2. The F. Edward Hébert School of Medicine features a distinctive curriculum that meets all of the requirements for a high quality medical degree AND prepares students to be high-performing officers in the medical corps of the U.S. Army, Navy, Air Force or Public Health Service. Please describe what in your research about our school and/or in your personal or family background attracts you to our institution’s unique mission and approach. (1500 characters)
Again, having a family background in the military is clearly valued.
But let’s take a look at the mission statement, specifically. USUHS champions four values - Respect, Integrity, Safety, Excellence - so it would be wise to share examples of your work, volunteering, or extracurriculars that exhibit these qualities in action.
Some possibilities that come to mind: work as an EMT, scoutmaster of a Boy/Cub Scout troop or leader for brownie Girl Scouts, member of an ethics board, leader of a sorority or fraternity, coordinator of a youth summer camp, tutor/mentor for underprivileged kids.

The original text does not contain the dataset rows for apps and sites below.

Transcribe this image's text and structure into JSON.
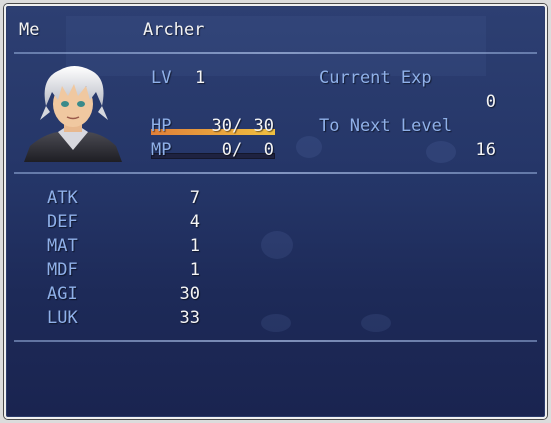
{
  "actor": {
    "name": "Me",
    "class": "Archer"
  },
  "status": {
    "lv_label": "LV",
    "lv_value": "1",
    "hp_label": "HP",
    "hp_current": "30",
    "hp_separator": "/",
    "hp_max": "30",
    "hp_ratio": 1.0,
    "mp_label": "MP",
    "mp_current": "0",
    "mp_separator": "/",
    "mp_max": "0",
    "mp_ratio": 0.0
  },
  "exp": {
    "current_label": "Current Exp",
    "current_value": "0",
    "next_label": "To Next Level",
    "next_value": "16"
  },
  "params": [
    {
      "label": "ATK",
      "value": "7"
    },
    {
      "label": "DEF",
      "value": "4"
    },
    {
      "label": "MAT",
      "value": "1"
    },
    {
      "label": "MDF",
      "value": "1"
    },
    {
      "label": "AGI",
      "value": "30"
    },
    {
      "label": "LUK",
      "value": "33"
    }
  ],
  "colors": {
    "system_text": "#8fb0e8",
    "normal_text": "#f4f4f4",
    "hp_gauge": "#f0c040",
    "mp_gauge": "#60a0f0",
    "window_bg": "#243567"
  }
}
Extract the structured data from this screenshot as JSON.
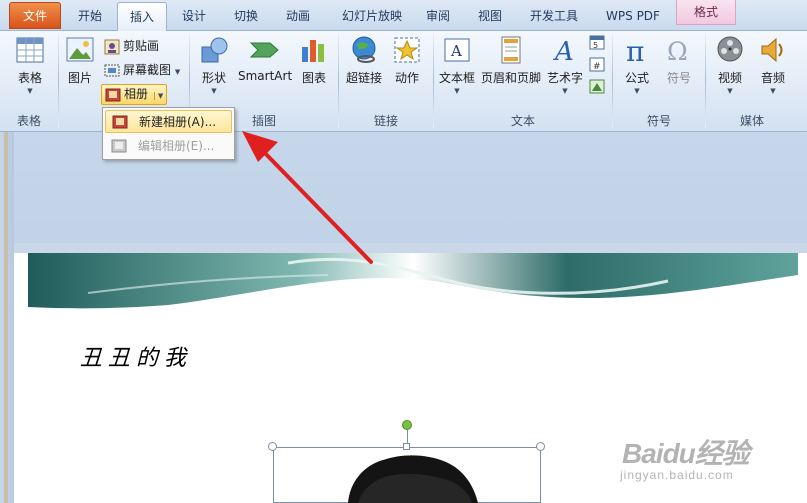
{
  "tabs": [
    {
      "label": "文件"
    },
    {
      "label": "开始"
    },
    {
      "label": "插入"
    },
    {
      "label": "设计"
    },
    {
      "label": "切换"
    },
    {
      "label": "动画"
    },
    {
      "label": "幻灯片放映"
    },
    {
      "label": "审阅"
    },
    {
      "label": "视图"
    },
    {
      "label": "开发工具"
    },
    {
      "label": "WPS PDF"
    },
    {
      "label": "格式"
    }
  ],
  "ribbon": {
    "groups": {
      "table": "表格",
      "image": "插图",
      "link": "链接",
      "text": "文本",
      "symbol": "符号",
      "media": "媒体"
    },
    "buttons": {
      "table": "表格",
      "picture": "图片",
      "clipart": "剪贴画",
      "screenshot": "屏幕截图",
      "album": "相册",
      "shapes": "形状",
      "smartart": "SmartArt",
      "chart": "图表",
      "hyperlink": "超链接",
      "action": "动作",
      "textbox": "文本框",
      "header_footer": "页眉和页脚",
      "wordart": "艺术字",
      "equation": "公式",
      "symbol": "符号",
      "video": "视频",
      "audio": "音频"
    }
  },
  "album_menu": {
    "new_album": "新建相册(A)...",
    "edit_album": "编辑相册(E)..."
  },
  "slide": {
    "title": "丑丑的我"
  },
  "watermark": {
    "brand": "Baidu经验",
    "sub": "jingyan.baidu.com"
  }
}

Hopefully you’re seeing a trend - you want to show that you’re comfortable with accountability and attracted to positions of great responsibility, especially for the wellbeing of others.
If you can show yourself as someone who is willing to sacrifice on behalf of others and devote time to altruistic endeavors, you’ll be able to convey why an education on the frontlines and a commitment to active duty are so attractive to you, or at least in line with your overall character.
3. The F. Edward Hébert School of Medicine receives far more outstanding applications from potential students than we are able to admit in any given year. Our Admissions Committee likes to assemble classes of students with a diversity of backgrounds, skills, experiences and talents to care for our patients—many of whom have overcome impressive challenges while serving our country. Please describe a special quality or experience that will help you relate to our unique population and that will strengthen your class if admitted to “America’s Medical School.” (1500 characters)
So, in essence, this fits the mold of a general “challenge” prompt, but it also alludes to elements of diversity as well.
For candidates who completed the disadvantaged essay on the AMCAS, you’ll likely want to go back to this well, without repeating things verbatim. The military is going to want applicants from challenging backgrounds, because it shows an ability to overcome adversity and struggle. Candidates with this kind of backstory are in an easier position to answer challenge and diversity at the same time. Perhaps the only time that a disadvantage has its advantages…
For people who cannot responsibly claim hardship or disadvantage, you can still illustrate the diverse challenges on your path.
Let’s start with diversity. As we’ve said in other secondary guides, it’s smart to focus on your “experiential” or “intellectual” diversity, rather than more traditional forms like ethnicity or culture. If you’re black, hispanic, or part of the LGBTQ community, then you’re underrepresented in medicine and could highlight that fact. But medical schools are going to be inundated with essays about being Vietnamese, Polish, Indian, Russian, etc.
So, it’s good to rethink the diversity question:
Most of the activities you’d use to answer the above questions have inherent challenges, so hopefully you can find a story or situation to serve as your hybrid challenge-diversity response. Have you ever mediated a conflict between two friends or colleagues? Helped a friend or family member through a serious issue? Try to choose situations which tempted you to give up, or scenarios that tested your ethics through a conflict of interest. Also, choosing times that you stepped out of your comfort zone or dealt with a learning curve can be a good approach, since your shortcomings will be more forgivable.
Still have questions about USUHS? What secondaries guide should we do next? Let us know in the comments below and we’ll respond personally!
Good luck with your secondary essays!